After over a year since I blogged on a regular basis, I hope to return to a more weekly effort to get something up. One recent development that has inspired this return to writing is that I’ve moved to Deanwood, a neighborhood in far NE D.C. I’m excited about this transition for many reasons, as I’ve moved here with several other friends and we’re sharing life together between our two houses. As we endeavor to figure out how our lives fit together and with our neighbors, I hope to offer some of my own reflections here.

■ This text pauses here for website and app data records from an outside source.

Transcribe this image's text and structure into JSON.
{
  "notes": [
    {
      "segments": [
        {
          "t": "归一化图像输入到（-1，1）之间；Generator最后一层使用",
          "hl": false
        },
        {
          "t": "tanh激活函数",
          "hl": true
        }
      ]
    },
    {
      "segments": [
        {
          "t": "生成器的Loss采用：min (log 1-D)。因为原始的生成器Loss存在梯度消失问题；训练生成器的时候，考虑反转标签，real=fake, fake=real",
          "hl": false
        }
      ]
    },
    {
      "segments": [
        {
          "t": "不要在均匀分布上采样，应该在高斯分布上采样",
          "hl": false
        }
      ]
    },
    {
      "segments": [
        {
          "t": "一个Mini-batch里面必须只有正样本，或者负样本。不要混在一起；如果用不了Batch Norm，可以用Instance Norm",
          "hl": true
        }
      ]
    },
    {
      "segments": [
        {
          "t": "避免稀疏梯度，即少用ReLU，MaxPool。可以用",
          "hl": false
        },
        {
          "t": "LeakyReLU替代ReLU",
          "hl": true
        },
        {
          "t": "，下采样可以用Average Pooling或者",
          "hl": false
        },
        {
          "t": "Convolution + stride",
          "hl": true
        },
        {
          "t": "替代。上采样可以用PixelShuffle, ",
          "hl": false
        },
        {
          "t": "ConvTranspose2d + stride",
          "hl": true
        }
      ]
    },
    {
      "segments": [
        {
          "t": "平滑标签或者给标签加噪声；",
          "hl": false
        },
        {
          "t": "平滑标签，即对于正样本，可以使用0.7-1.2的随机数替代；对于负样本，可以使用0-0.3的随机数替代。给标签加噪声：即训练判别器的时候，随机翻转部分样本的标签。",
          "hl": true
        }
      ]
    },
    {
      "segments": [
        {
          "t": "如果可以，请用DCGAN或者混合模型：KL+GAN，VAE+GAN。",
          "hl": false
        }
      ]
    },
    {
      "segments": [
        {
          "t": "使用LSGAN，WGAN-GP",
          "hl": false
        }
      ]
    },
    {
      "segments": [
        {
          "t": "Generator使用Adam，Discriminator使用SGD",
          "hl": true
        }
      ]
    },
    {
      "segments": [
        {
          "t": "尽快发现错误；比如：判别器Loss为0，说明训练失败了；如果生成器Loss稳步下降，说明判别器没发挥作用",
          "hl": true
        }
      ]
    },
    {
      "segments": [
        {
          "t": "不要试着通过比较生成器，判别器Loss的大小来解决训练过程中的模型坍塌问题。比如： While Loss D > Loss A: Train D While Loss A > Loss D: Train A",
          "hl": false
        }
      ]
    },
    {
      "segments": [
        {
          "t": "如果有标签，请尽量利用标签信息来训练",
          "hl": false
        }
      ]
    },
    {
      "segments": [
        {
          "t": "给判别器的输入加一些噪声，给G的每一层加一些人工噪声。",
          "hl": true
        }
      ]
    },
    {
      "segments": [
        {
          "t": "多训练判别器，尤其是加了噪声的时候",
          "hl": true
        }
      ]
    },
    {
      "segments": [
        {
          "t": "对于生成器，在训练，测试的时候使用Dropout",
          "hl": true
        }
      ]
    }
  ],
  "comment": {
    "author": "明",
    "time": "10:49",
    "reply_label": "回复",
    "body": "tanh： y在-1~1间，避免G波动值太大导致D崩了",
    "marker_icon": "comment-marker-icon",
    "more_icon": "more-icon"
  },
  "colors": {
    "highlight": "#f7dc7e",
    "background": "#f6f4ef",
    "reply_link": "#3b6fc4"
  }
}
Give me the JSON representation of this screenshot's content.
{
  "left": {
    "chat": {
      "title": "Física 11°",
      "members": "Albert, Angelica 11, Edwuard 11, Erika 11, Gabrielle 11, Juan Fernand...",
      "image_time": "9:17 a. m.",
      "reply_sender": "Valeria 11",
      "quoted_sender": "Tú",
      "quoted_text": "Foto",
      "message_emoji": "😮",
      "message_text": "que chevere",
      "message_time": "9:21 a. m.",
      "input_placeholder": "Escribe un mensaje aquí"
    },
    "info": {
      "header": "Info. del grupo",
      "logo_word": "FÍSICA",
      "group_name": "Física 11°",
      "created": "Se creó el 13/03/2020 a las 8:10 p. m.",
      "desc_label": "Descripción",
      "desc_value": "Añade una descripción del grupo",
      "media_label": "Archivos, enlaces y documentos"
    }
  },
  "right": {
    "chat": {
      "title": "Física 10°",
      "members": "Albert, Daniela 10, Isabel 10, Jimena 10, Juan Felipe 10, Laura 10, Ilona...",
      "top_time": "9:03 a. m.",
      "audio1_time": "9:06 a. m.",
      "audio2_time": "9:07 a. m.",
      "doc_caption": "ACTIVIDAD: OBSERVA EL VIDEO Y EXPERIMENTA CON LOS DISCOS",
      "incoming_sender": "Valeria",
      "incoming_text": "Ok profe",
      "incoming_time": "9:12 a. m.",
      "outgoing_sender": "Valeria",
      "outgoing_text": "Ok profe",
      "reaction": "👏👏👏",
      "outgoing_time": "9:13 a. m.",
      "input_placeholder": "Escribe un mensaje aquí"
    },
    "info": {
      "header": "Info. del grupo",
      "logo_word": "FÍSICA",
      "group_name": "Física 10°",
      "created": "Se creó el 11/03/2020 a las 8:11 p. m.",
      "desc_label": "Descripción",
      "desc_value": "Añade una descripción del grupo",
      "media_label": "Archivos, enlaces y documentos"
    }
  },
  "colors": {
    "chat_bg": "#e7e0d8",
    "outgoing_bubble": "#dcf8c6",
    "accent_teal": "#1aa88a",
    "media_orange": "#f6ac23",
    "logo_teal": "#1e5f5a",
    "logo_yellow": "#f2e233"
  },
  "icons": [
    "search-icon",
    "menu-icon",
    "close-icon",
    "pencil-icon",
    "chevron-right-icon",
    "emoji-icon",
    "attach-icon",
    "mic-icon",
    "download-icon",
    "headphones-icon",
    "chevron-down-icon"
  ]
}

I come from a family of “stickers.” We tend to settle pretty close to where we were raised and, once settled, don’t do a lot of moving around. My parents live 15 minutes from where they grew up. They’ve lived in the same house now for 23 years. They’ve been in the same Bible Study with some of the same friends that they knew in high school. My grandparents reluctantly left their hometowns in the mountains of Western Maryland and stayed away because they “got used to eating three meals a day,” as my grandfather used to say.
Many of the other spiritual role models in my life have also been “stickers,” people who grow roots in the same place for a long time. These have been individuals as well as communities. I’ve grown fond of the Benedictines, monks who make a vow of stability. This summer, I spent a month with Benedictines here in D.C., some of whom have lived in the same community for 50, 60 years. Communities like the Rutba House in Durham, Reba Place Fellowship in Evanston, Illinois, Koinonia Farms in Georgia, Church of the Saviour here in D.C., and many more, have shown that staying in a place is the only way to be a part of the long term good of a community. Staying allows you to grieve when appropriate as well as to truly share in the joys that come to a place. I’m not sure all the communities of people who have stuck around originally thought that’s what they’d do. And certainly not all the members of those communities stuck around forever. But somehow or another, enough people understood their call to be “stickers” in a place and were changed in the process.
Nobody told me, growing up, that stability is something I should strive for. I didn’t consciously seek out role models who told me that. It has been the fruit of stability that I’ve tasted in my parents and dear friends that has inspired me to be a “sticker.”
I just moved to Deanwood. Ever since leaving Durham, I’ve felt unsettled living in D.C. because the neighborhoods I lived in didn’t feel like places I could stay in long term. I left Durham feeling called to help develop Christian community in this city, bringing with me the wisdom of friends at the Rutba House and Richard Rohr. It has not always happened the way I imagined, but steadily, I’ve been pulled to the right places and find myself in a neighborhood I could see myself in for a long time. The day I moved in, I could feel the roots start to sink into the ground in my yard.
I don’t maintain the illusion that staying is always easy, or that it’s a sure path to “making a difference” in a neighborhood. But I’m absolutely certain that it changes us in a manner that can’t be discovered any other way.
I attended a Wendell Berry lecture a few months ago entitled “It all turns on affection.” One of Berry’s main points is that people are able to act for the good of others when they experience affection. Someone may dislike the killing and violence of war, but when a friend or loved one is killed at war, there is a much more profound relationship with the truth of war. Same with place. When we develop affection for the soil, for the land, for the people, we will make decisions that contribute to its long term good. And we can’t develop that affection unless we stick around.
I’m trying. These first days in a new place are exciting and I have a lot of hope. I’m trying to develop affection. Like compost and fertilizer for a plant, affection nourishes our ability to develop strong roots that don’t easily move. I imagine it’s often subtle, affection is. We don’t intend to, but one day we wake up and realize that we’ve been in the same place for 20 years and it just feels right. I hope that I wake up like that one day.